WORK ORDER: How many lines in these records include the string "between"? Reply with that number alone.

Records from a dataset
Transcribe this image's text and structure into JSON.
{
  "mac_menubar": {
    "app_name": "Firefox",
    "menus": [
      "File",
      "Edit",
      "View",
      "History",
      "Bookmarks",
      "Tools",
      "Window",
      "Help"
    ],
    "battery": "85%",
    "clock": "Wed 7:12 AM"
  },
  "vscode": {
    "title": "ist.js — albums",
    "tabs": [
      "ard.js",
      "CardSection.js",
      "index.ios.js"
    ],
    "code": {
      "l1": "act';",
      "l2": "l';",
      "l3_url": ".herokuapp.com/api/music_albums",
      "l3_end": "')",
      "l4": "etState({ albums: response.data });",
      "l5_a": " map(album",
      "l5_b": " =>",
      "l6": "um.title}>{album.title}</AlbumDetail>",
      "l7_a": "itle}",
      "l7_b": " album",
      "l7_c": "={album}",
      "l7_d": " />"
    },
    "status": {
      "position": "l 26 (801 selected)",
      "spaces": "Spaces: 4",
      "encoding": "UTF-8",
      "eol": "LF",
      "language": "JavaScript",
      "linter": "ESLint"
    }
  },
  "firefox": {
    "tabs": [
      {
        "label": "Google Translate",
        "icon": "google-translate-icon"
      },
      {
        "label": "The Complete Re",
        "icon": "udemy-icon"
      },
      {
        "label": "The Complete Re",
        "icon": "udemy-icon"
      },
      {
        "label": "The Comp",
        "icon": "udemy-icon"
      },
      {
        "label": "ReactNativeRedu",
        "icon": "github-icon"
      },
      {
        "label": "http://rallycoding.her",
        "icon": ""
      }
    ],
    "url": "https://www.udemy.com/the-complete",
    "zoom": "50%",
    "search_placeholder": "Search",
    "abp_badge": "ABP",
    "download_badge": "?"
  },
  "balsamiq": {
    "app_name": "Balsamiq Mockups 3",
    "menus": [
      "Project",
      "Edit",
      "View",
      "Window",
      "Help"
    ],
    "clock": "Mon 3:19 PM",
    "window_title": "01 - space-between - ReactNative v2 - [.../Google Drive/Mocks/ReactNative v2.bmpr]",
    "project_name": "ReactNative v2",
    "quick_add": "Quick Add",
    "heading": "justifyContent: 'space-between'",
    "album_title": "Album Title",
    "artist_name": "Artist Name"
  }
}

SOLUTION TO THIS EXERCISE: 2